Calluses can form on any area of the body but are particularly common on the hands, feet and elbows. Whilst many people experience calluses on the ball of the foot, a heel callus affects the heel area, where the back of the foot joins the ankle.
Used as a defense mechanism, the body forms a heel callus when the area is exposed to excessive pressure or friction. Rather than allowing the skin and underlying tissues to be damaged, the skin becomes hard and is thicker than normal.
Patients usually notice a heel callus because the skin has become hard or rough. Prior to this, they may have experienced some pain due to friction in the affected area. Whilst patients may sometimes experience pain when they have a heel callus, a significant number of people find that a callus acts to protect their foot from repeated pressure and actually reduces the pain they were suffering from before the heel callus formed.
A heel callus can vary in size and may cover the entire area, in some cases. Unlike corns, calluses are not clearly defined, so a heel callus may have ragged edges or cover an uneven area. In addition to this, a heel callus tends to reduce skin sensitivity. Although most patients don’t notice this on a day-to-day basis, reduced sensitivity can be problematic.
If patients have reduced skin sensitivity, they may not respond to pain or excessive temperatures as quickly as they normally would. Due to this, patients are at risk of sustaining further injuries, as they may not be aware they are being hurt when the injury is occurring.
A callus is usually formed when a specific area of the skin rubs against something. This normally occurs over time and with repeated friction. In the case of a heel callus, the skin may rub on the bones under the skin or on something external, such as a shoe. Common causes of a heel callus include:

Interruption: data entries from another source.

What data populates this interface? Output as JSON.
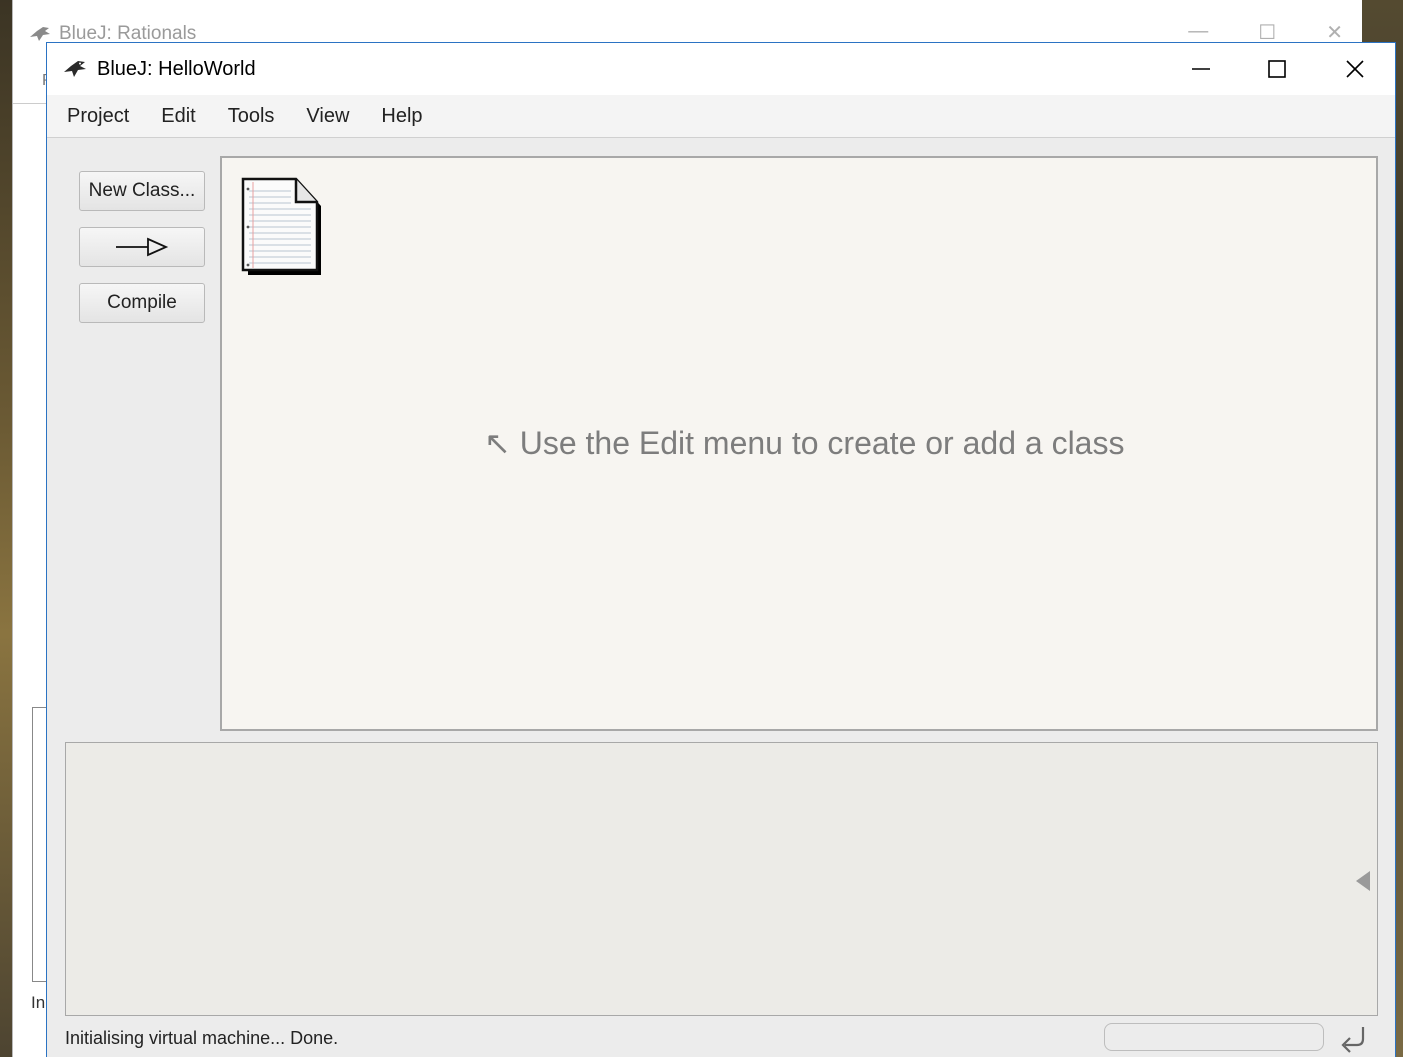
{
  "background_window": {
    "title": "BlueJ:  Rationals",
    "menu_letter": "P",
    "status_fragment": "In"
  },
  "window": {
    "title": "BlueJ:  HelloWorld",
    "controls": {
      "minimize": "—",
      "maximize": "☐",
      "close": "✕"
    }
  },
  "menu": {
    "items": [
      "Project",
      "Edit",
      "Tools",
      "View",
      "Help"
    ]
  },
  "toolbar": {
    "new_class_label": "New Class...",
    "arrow_label": "—▷",
    "compile_label": "Compile"
  },
  "canvas": {
    "hint": "↖ Use the Edit menu to create or add a class",
    "readme_icon": "readme-document-icon"
  },
  "status": {
    "message": "Initialising virtual machine... Done."
  },
  "colors": {
    "accent_border": "#2b73c3",
    "canvas_bg": "#f7f5f1",
    "bench_bg": "#ecebe7"
  }
}
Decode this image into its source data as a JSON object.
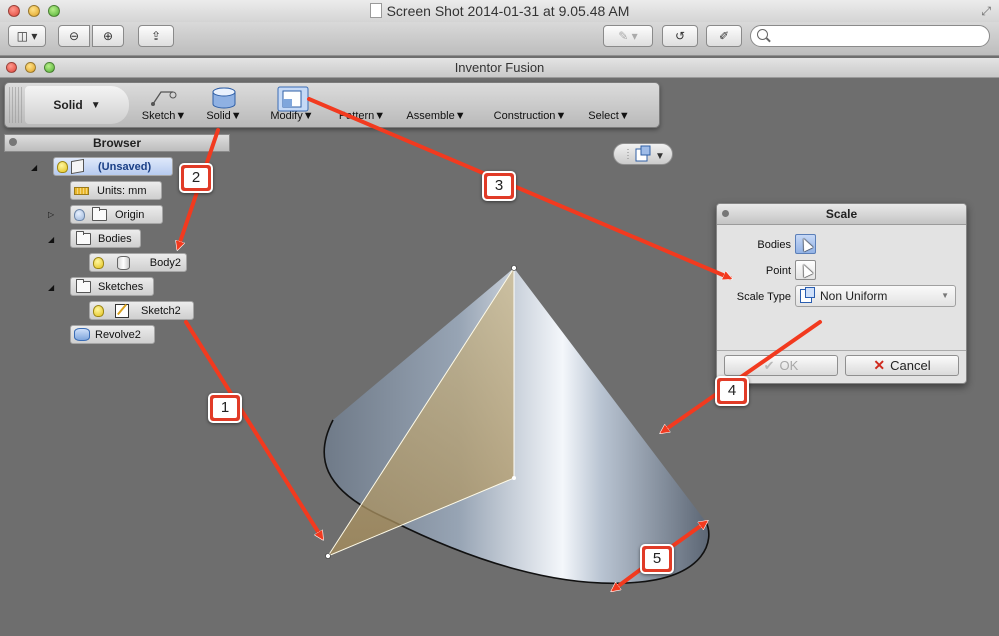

If individuals have broken a bone in the foot, it may have healed in such a way that causes the skin to rub against the newly set bone. Similarly, bone growths or spurs can cause the skin to rub against bone tissue and this may cause a heel callus to form.
Similarly, patients who have a reduced amount of fatty tissue may be more prone to heel calluses. Usually, fatty tissue sits between the bones and the skin, preventing the skin from rubbing on the bone. If the individual has a low amount of fat, the skin is more likely to rub against the bone and a heel callus may be formed. This is particularly problematic for older patients, who generally have less fatty tissue than younger people.
Wearing inappropriate footwear is a leading cause of calluses. If shoes are too tight, the continued rubbing on the skin can easily cause a heel callus. Conversely, shoes which are too big can cause the feet to slide around when you’re walking and this increases friction on the skin, which may result in a heel callus. When choosing shoes, it’s important that individuals are properly measured and that they have access to appropriate footwear.
Although shoes should always be the correct size, individuals should be aware that some types of shoes may not suit the shape of their feet. If a particular type of shoe is causing calluses, despite being the correct size, the individual may need to avoid wearing this type of shoe in the future.
Whilst footwear can be responsible for heel calluses, walking barefoot can also cause these types of calluses to form. Although individuals may not experience friction between their skin and a shoe when they’re walking barefoot, the skin is exposed to a range of materials, such as stone, concrete, grass and sand. Due to this, the skin on the feet will rub against these hardwearing materials and a heel callus is highly likely to form.
Individuals who exercise on a frequent basis should also be wary of developing a heel callus. Regular running increases the amount of friction on the feet, for example, and could lead to heel calluses. Although there are many benefits associated with regular exercise, individuals should make sure they have the appropriate footwear and environment in which to work out.
Fortunately, there are various options available for treating a heel callus. When patients are keen to remove or reduce a heel callus, they may opt for the following forms of treatment:
By moisturizing the affected area regularly, patients can soften the callus. Although this can take some time, regular moisturizing can help the callus to reduce in size and may diminish it completely.
Similarly, exfoliating a heel callus can help to remove thick skin. A pumice stone or exfoliating brush can generally be used to successfully treat a heel callus. If patients opt to exfoliate and moisturize the area, this can speed up the treatment process and minimize the callus more quickly.
Although these treatments can be performed at home, individuals should not attempt to treat a heel callus until it has been diagnosed by a physician or podiatrist. If self-care treatments have not reduced the callus, it may be removed by a professional. Whilst this is effective in removing the damaged skin, the surgical removal of a heel callus is rarely required.
Wearing appropriate footwear and undertaking regular self-care routine can help to prevent calluses from forming or returning. If individuals are particularly prone to heel calluses, using a heel insert can help to add cushioning to the area and prevent the skin from rubbing on footwear.
If individuals regularly wear different types of shoes, exfoliate hard areas of the skin and moisturize their feet, there is a good chance they will be able to prevent a heel callus from forming.